Answering an ad for a lost cat, I described the animal that had been living in the backyard for days to the distraught owner over the phone. A good Samaritan, I suffered numerous deep scratches while coercing the feline into my car for the trip back home.

“That’s not Molly,” the woman told me on arrival. “Molly has a black tail.” The trip back seemed twice as long.

4. The finest bouquet of wildflowers ever to grow along the roadside

Five hundred spider mites can’t be wrong.

5. A thick slice of durian

A spiky fruit with an aroma so foul it’s forbidden from public places in some Asian countries. Its interior has been described as a “rich custard.” And it most certainly is — rich in bouquets of garlic mixed with gasoline and carrion.

As British naturalist Alfred Russel Wallace noted more than a century ago, “The more you eat of it the less you feel inclined to stop.”

I’d agree that consumption of the fruit is an acquired taste. Those wishing to acquire it should strap their durian to the roof of the car.

6. A 45-rpm record by Bruno Gerussi and the Medallions

Never played, this garage sale find was hopelessly transformed into an undulating coaster by direct mid-summer sun before I could get it home.

7. Twenty-four cans of Tab diet soft drinks

In the dark days before Coke Zero, Tab made a brief resurgence as a diet cola, not the frilly pink drink it eventually became.

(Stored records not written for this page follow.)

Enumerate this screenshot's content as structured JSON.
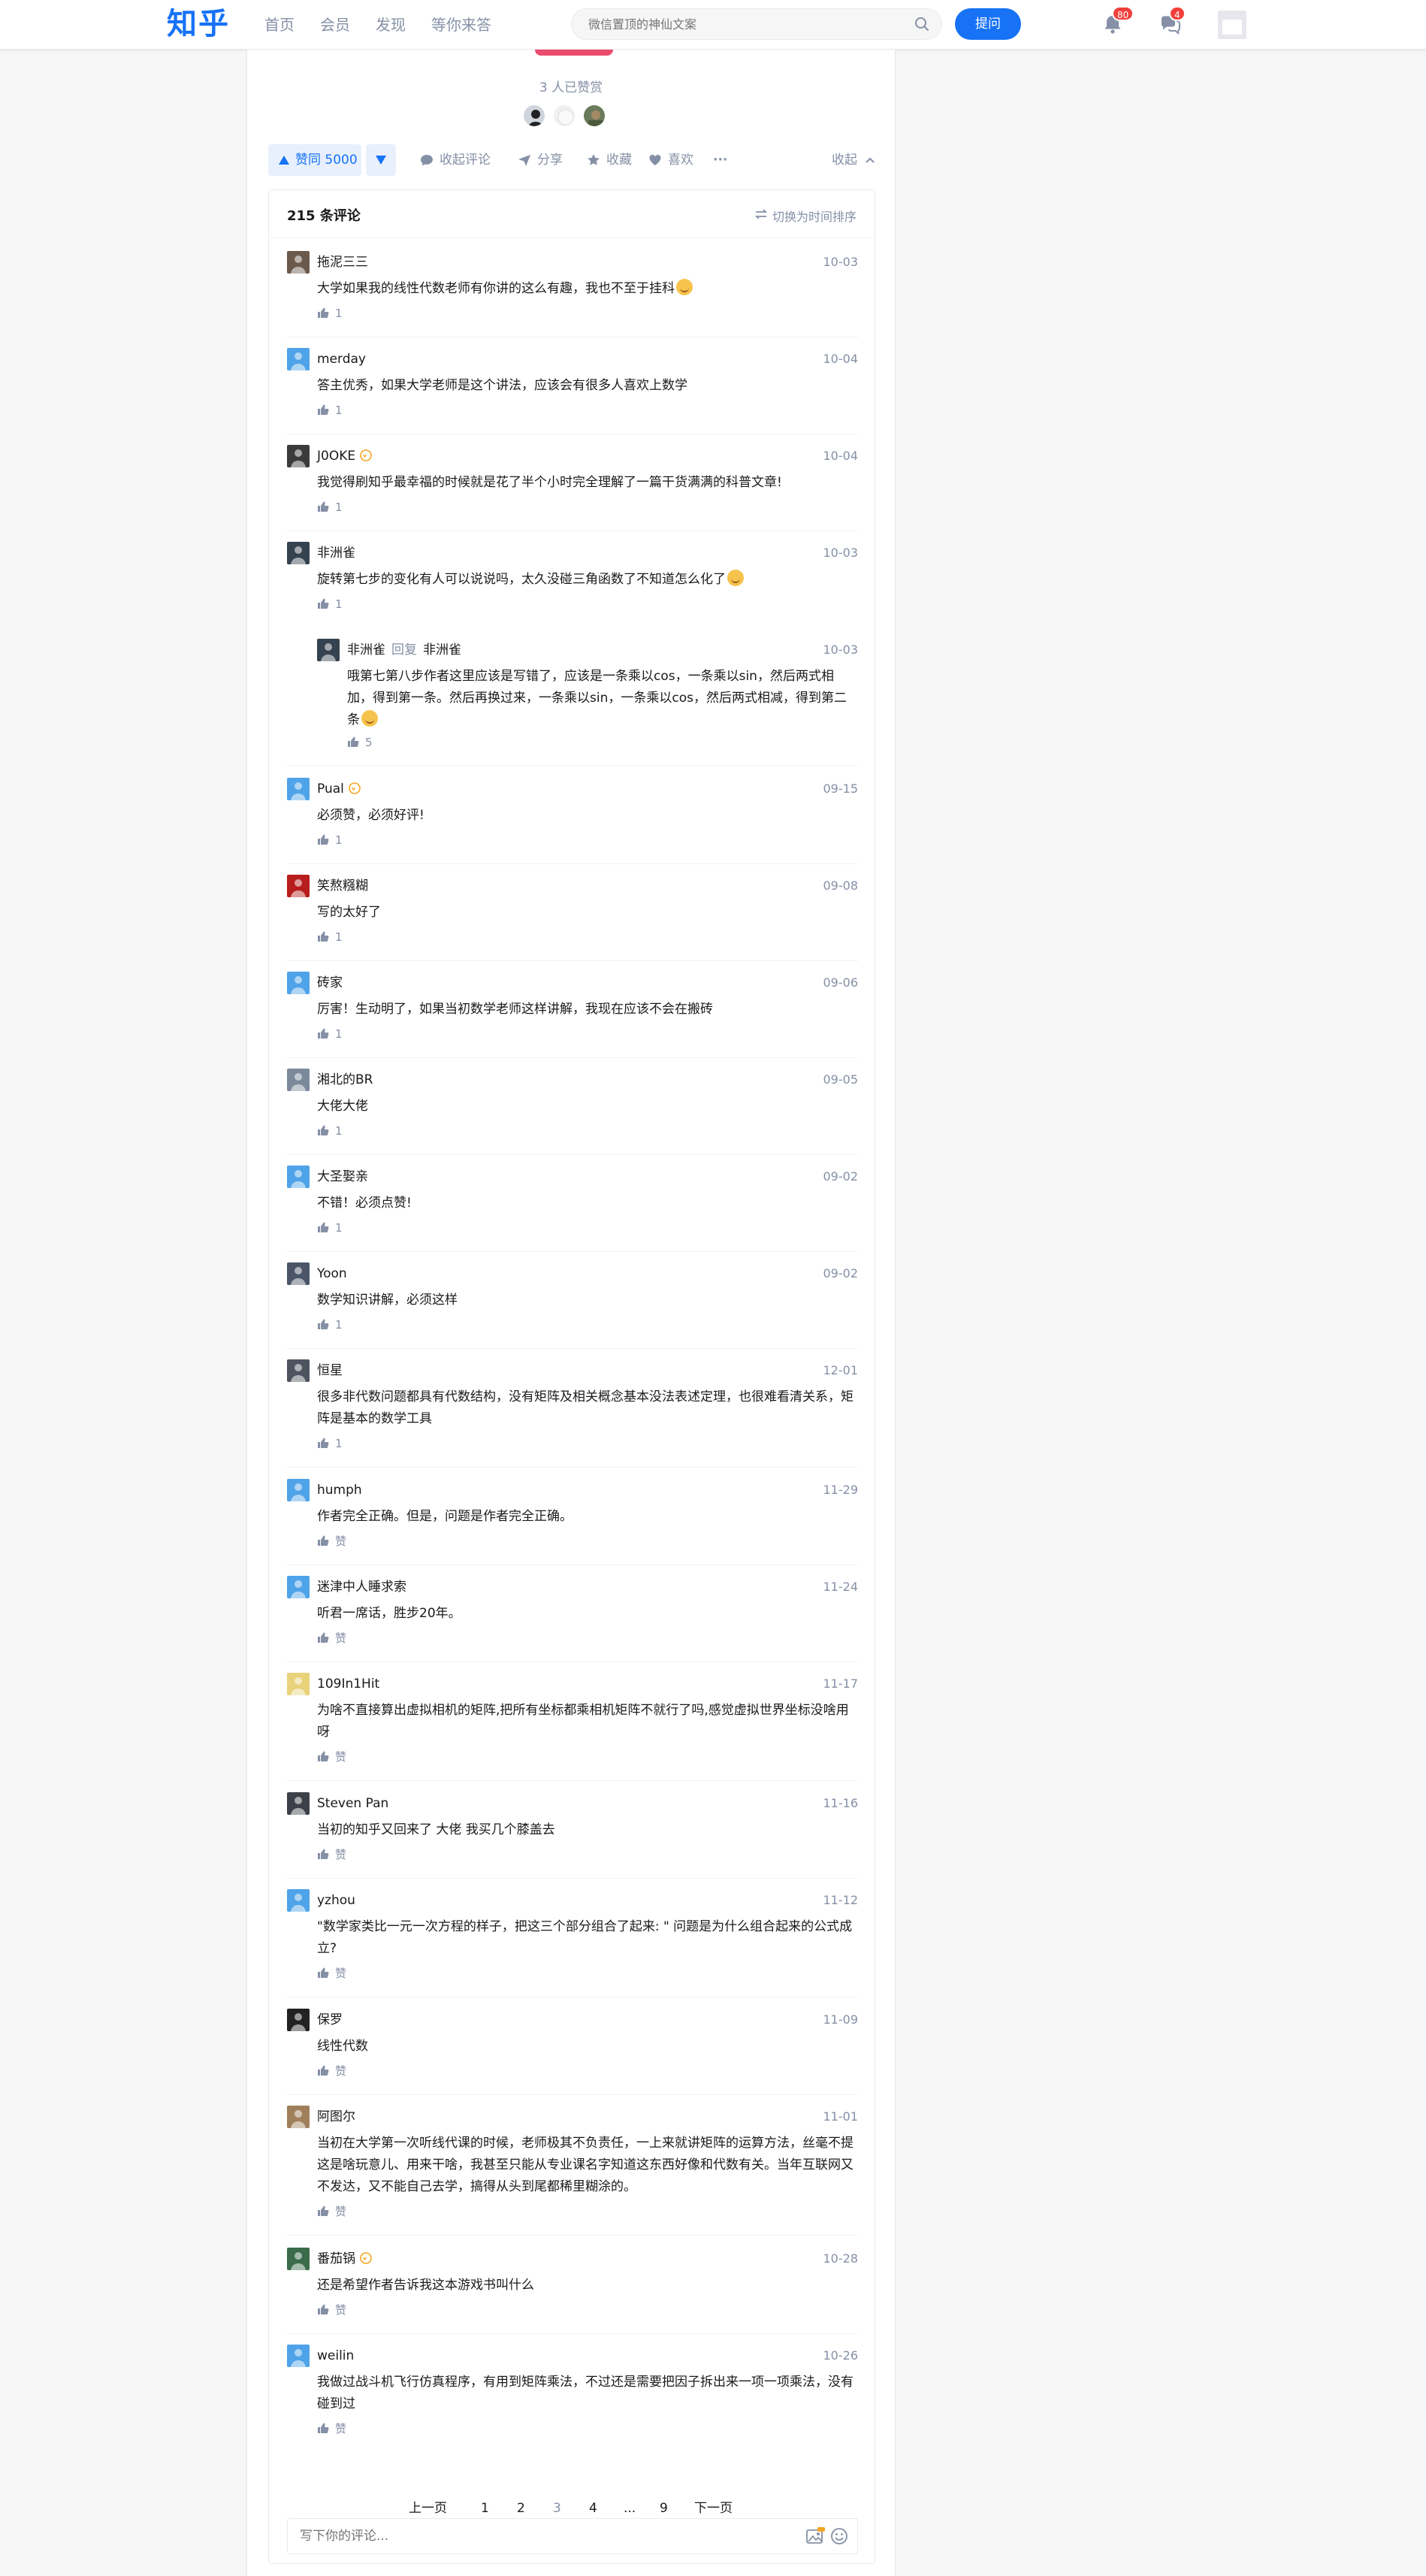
{
  "header": {
    "logo": "知乎",
    "nav": [
      "首页",
      "会员",
      "发现",
      "等你来答"
    ],
    "search_placeholder": "微信置顶的神仙文案",
    "ask_label": "提问",
    "notifications_badge": "80",
    "messages_badge": "4"
  },
  "appreciate": {
    "count_text": "3 人已赞赏"
  },
  "actions": {
    "vote_label": "赞同 5000",
    "collapse_comments": "收起评论",
    "share": "分享",
    "favorite": "收藏",
    "like": "喜欢",
    "more": "···",
    "collapse": "收起"
  },
  "comments": {
    "count_label": "215 条评论",
    "sort_label": "切换为时间排序",
    "items": [
      {
        "author": "拖泥三三",
        "date": "10-03",
        "text": "大学如果我的线性代数老师有你讲的这么有趣，我也不至于挂科",
        "likes": "1",
        "emoji": true
      },
      {
        "author": "merday",
        "date": "10-04",
        "text": "答主优秀，如果大学老师是这个讲法，应该会有很多人喜欢上数学",
        "likes": "1"
      },
      {
        "author": "J0OKE",
        "date": "10-04",
        "text": "我觉得刷知乎最幸福的时候就是花了半个小时完全理解了一篇干货满满的科普文章!",
        "likes": "1",
        "vip": true
      },
      {
        "author": "非洲雀",
        "date": "10-03",
        "text": "旋转第七步的变化有人可以说说吗，太久没碰三角函数了不知道怎么化了",
        "likes": "1",
        "emoji": true
      },
      {
        "author": "Pual",
        "date": "09-15",
        "text": "必须赞，必须好评!",
        "likes": "1",
        "vip": true
      },
      {
        "author": "笑熬糨糊",
        "date": "09-08",
        "text": "写的太好了",
        "likes": "1"
      },
      {
        "author": "砖家",
        "date": "09-06",
        "text": "厉害！生动明了，如果当初数学老师这样讲解，我现在应该不会在搬砖",
        "likes": "1"
      },
      {
        "author": "湘北的BR",
        "date": "09-05",
        "text": "大佬大佬",
        "likes": "1"
      },
      {
        "author": "大圣娶亲",
        "date": "09-02",
        "text": "不错！必须点赞!",
        "likes": "1"
      },
      {
        "author": "Yoon",
        "date": "09-02",
        "text": "数学知识讲解，必须这样",
        "likes": "1"
      },
      {
        "author": "恒星",
        "date": "12-01",
        "text": "很多非代数问题都具有代数结构，没有矩阵及相关概念基本没法表述定理，也很难看清关系，矩阵是基本的数学工具",
        "likes": "1"
      },
      {
        "author": "humph",
        "date": "11-29",
        "text": "作者完全正确。但是，问题是作者完全正确。",
        "likes": "赞"
      },
      {
        "author": "迷津中人睡求索",
        "date": "11-24",
        "text": "听君一席话，胜步20年。",
        "likes": "赞"
      },
      {
        "author": "109In1Hit",
        "date": "11-17",
        "text": "为啥不直接算出虚拟相机的矩阵,把所有坐标都乘相机矩阵不就行了吗,感觉虚拟世界坐标没啥用呀",
        "likes": "赞"
      },
      {
        "author": "Steven Pan",
        "date": "11-16",
        "text": "当初的知乎又回来了 大佬 我买几个膝盖去",
        "likes": "赞"
      },
      {
        "author": "yzhou",
        "date": "11-12",
        "text": "\"数学家类比一元一次方程的样子，把这三个部分组合了起来: \" 问题是为什么组合起来的公式成立?",
        "likes": "赞"
      },
      {
        "author": "保罗",
        "date": "11-09",
        "text": "线性代数",
        "likes": "赞"
      },
      {
        "author": "阿图尔",
        "date": "11-01",
        "text": "当初在大学第一次听线代课的时候，老师极其不负责任，一上来就讲矩阵的运算方法，丝毫不提这是啥玩意儿、用来干啥，我甚至只能从专业课名字知道这东西好像和代数有关。当年互联网又不发达，又不能自己去学，搞得从头到尾都稀里糊涂的。",
        "likes": "赞"
      },
      {
        "author": "番茄锅",
        "date": "10-28",
        "text": "还是希望作者告诉我这本游戏书叫什么",
        "likes": "赞",
        "vip": true
      },
      {
        "author": "weilin",
        "date": "10-26",
        "text": "我做过战斗机飞行仿真程序，有用到矩阵乘法，不过还是需要把因子拆出来一项一项乘法，没有碰到过",
        "likes": "赞"
      }
    ],
    "reply": {
      "author": "非洲雀",
      "reply_word": "回复",
      "reply_to": "非洲雀",
      "date": "10-03",
      "text": "哦第七第八步作者这里应该是写错了，应该是一条乘以cos，一条乘以sin，然后两式相加，得到第一条。然后再换过来，一条乘以sin，一条乘以cos，然后两式相减，得到第二条",
      "likes": "5"
    }
  },
  "pagination": {
    "prev": "上一页",
    "pages": [
      "1",
      "2",
      "3",
      "4",
      "...",
      "9"
    ],
    "next": "下一页"
  },
  "input": {
    "placeholder": "写下你的评论..."
  },
  "colors": {
    "brand": "#1772f6",
    "muted": "#8590a6",
    "badge": "#f1403c",
    "appreciate": "#ea4c6e"
  }
}
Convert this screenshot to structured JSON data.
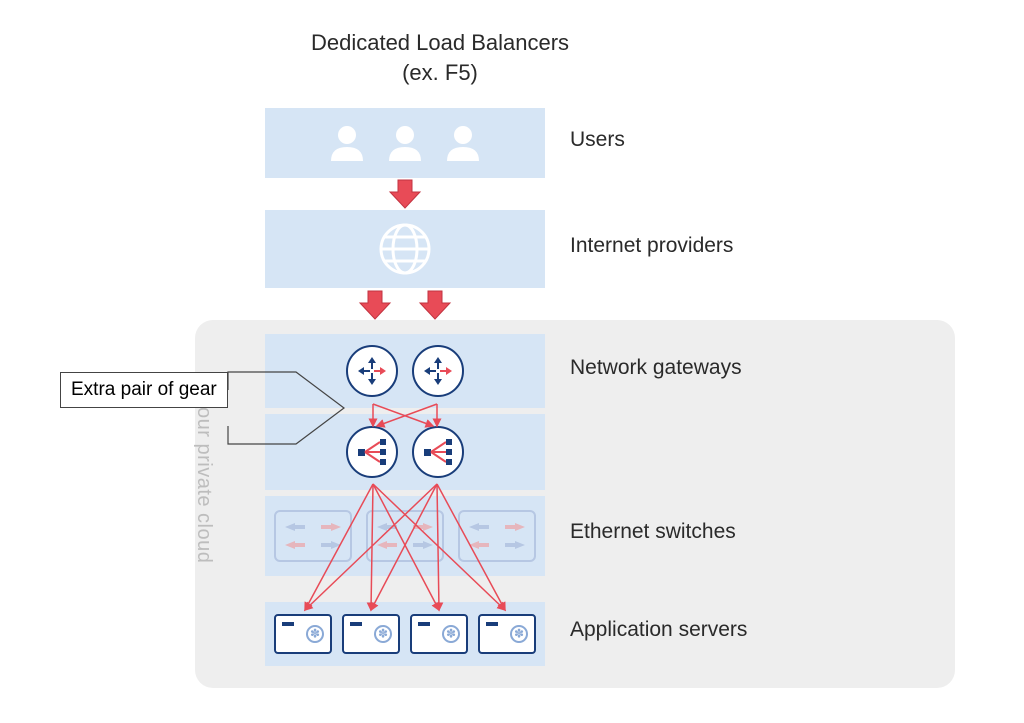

I snagged a huge supply of the stuff and squirrelled it away in the trunk of my car. Subsequent sub-zero temperatures popped the tabs on every frozen can, squirting out syrup and leaving behind a grim remnant of copper-coloured water with a metallic aftertaste.

8. My own wedding cake

It would have been better to blame a bakery delivery driver for separating layers six and seven while negotiating a sharp turn.

9. A small sack of doggie waste

What do you do when nature calls your canine on the way to the car, which is parked a block from home? You decide to store the sack inside the rear bumper and then dispose of it when you get home.

I forgot it was there. Passengers didn’t.

10. A postcard featuring Ronald Reagan, sent to me by Gamba, the Supreme Devil God of the Universe

A group of us enjoyed the campy 1963 film The Devil’s Hand, about a group of murderous cultists. I laughed when I received a friend’s postcard from Washington, D.C. signed by the capricious Gamba, including his full title. I did not laugh when the card was discovered by U.S. Customs agents in the back seat of my car as I attempted to cross the border.

11. A large bag of Dutch stroopwaffels, hot off the griddle

See how nicely the package fits in the drink caddy next to the passenger seat. See how quickly they are reduced to a sack of syrup under the influence of the hot air vent.

12. Janice … who made me watch Love at First Bite a second time.

Photograph by: Lyle Stafford, Times Colonist